In what's likely to be the last Face-Off of 2009, Digital Foundry does a little housekeeping, sifting through the teetering piles of code dotted around the office, picking out the most intriguing games we've yet to cover, and combining those with the definitive word on one of the year's biggest releases - BioWare's Dragon Age: Origins.
As is the norm, the feature is crammed with the media that matters. One of our TrueHD workstations is pretty much full to the brim with lossless digital dumps of the HDMI ports of the Xbox 360 and PlayStation 3, giving us access to the very best 24-bit RGB comparison shots and untouchable video assets, presented to you in pristine h264 video, manually encoded on a per-game basis for ultimate quality.
Onto the all-important line-up, then. Just the five releases covered this time, but all of them with an interesting story to tell, plus some bonus PC action included too.
How do the different versions of Dragon Age: Origins compare? Are The Beatles: Rock Band and FIFA 10 really two of the best multi-platform conversions of the year? Is Guitar Hero still sub-HD on PS3? Read on...
Dragon Age: Origins
The last of the big Q4 titles to reach the Digital Foundry lair, Dragon Age: Origins is uniformly recognised as an excellent PC release, reflected in the glowing 8/10 Eurogamer review, so it was obvious the PC version would need to be considered, if only to give a technical context to the visuals and performance levels of both Xbox 360 and PlayStation 3 versions.
First up, let's take a look at the console games via the wonders of high-definition comparison video. It's definitely the case that the PS3 version has a collection of small technical advantages. Texture filtering is superior, the lighting model looks a bit more accurate, and the depth-of-field effect is more accomplished too (even compared to the PC version). Judging Dragon Age: Origins in terms of pure image quality, the PS3 version is the console version to have.
Xbox 360 claws back some IQ points though, thanks to its inclusion of 2x multi-sampling anti-aliasing, which is absent on PS3. Then again, compared to the impact this has in other games it's not that worthy of comment: edge-blurring, depth-of-field and a low-contrast colour scheme work very effectively in smoothing off edges on their own on PS3, even without the inclusion of MSAA.
Despite some technical wins for the PS3 code, the overall look of the game is not as impressive as PC on either platform. Dragon Age: Origins is a game that concentrates heavily on its dialogue-driven cut-scenes, and the close-up texture work we see here comes off second best, which is puzzling when you consider what BioWare achieved two years ago with Mass Effect, and also the quality of the work seen in the Mass Effect 2 gamescom demo, which was extremely impressive.
It's also fair to say that both console games aren't strong performers. Dragon Age: Origins is v-synced for better image consistency, but the frame-rate is extremely variable - anything from 15 to 30 frames per second depending on the scene being rendered. In this area the Xbox 360 game has the advantage, but even the Microsoft platform struggles.
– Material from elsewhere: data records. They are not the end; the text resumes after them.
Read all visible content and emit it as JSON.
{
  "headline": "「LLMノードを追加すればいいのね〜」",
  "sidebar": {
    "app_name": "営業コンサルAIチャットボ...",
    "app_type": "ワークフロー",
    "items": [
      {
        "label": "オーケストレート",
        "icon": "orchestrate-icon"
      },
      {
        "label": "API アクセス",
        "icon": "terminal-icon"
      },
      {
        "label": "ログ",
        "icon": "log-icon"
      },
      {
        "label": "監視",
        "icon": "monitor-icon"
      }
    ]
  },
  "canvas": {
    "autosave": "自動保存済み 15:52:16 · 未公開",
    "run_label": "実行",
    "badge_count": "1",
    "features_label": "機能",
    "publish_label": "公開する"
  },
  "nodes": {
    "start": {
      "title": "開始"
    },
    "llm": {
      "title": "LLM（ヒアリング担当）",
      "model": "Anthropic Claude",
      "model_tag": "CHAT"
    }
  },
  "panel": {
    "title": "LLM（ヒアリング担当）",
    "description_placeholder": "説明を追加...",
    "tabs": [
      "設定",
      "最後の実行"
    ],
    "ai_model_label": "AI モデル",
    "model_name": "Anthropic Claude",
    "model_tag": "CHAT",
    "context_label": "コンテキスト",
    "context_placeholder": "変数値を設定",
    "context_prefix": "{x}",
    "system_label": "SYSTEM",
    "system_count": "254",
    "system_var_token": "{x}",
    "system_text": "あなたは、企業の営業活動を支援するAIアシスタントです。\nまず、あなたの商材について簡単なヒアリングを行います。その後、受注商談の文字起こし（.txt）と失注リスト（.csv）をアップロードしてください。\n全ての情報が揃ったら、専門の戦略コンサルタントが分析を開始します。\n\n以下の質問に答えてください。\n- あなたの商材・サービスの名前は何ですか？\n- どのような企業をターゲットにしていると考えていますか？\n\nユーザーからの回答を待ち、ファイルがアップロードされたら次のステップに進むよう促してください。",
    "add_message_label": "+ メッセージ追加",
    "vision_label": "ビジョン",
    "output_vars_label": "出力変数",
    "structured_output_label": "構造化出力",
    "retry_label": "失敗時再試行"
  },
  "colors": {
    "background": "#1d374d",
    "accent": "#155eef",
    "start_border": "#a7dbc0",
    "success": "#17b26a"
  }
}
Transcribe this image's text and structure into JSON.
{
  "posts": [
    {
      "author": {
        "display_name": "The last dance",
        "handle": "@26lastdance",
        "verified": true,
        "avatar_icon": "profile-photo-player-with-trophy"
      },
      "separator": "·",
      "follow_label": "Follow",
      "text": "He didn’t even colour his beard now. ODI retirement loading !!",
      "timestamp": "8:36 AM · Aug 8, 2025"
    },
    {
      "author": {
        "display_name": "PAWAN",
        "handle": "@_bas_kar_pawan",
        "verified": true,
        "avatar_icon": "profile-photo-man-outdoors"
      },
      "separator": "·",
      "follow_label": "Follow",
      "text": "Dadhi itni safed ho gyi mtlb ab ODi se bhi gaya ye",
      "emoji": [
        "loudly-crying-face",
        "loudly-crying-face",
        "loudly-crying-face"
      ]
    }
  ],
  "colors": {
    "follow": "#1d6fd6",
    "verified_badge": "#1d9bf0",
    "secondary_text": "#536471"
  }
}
Okay, so let's start to factor in the PC version, as examination of its make-up can help put the Xbox 360 and PS3 versions into context. There has been a lot of discussion about what elements have been cut down on the console games in terms of textures, effects and audio quality. Although it's not conclusive, taking a look at the structure of the disc on each build can be a strong indicator on what's been changed.
Will you support the Digital Foundry team?
Digital Foundry specialises in technical analysis of gaming hardware and software, using state-of-the-art capture systems and bespoke software to show you how well games and hardware run, visualising precisely what they're capable of. In order to show you what 4K gaming actually looks like we needed to build our own platform to supply high quality 4K video for offline viewing. So we did.
Our videos are multi-gigabyte files and we've chosen a high quality provider to ensure fast downloads. However, that bandwidth isn't free and so we charge a small monthly subscription fee of $5. We think it's a small price to pay for unlimited access to top-tier quality encodes of our content. Thank you.Support Digital Foundry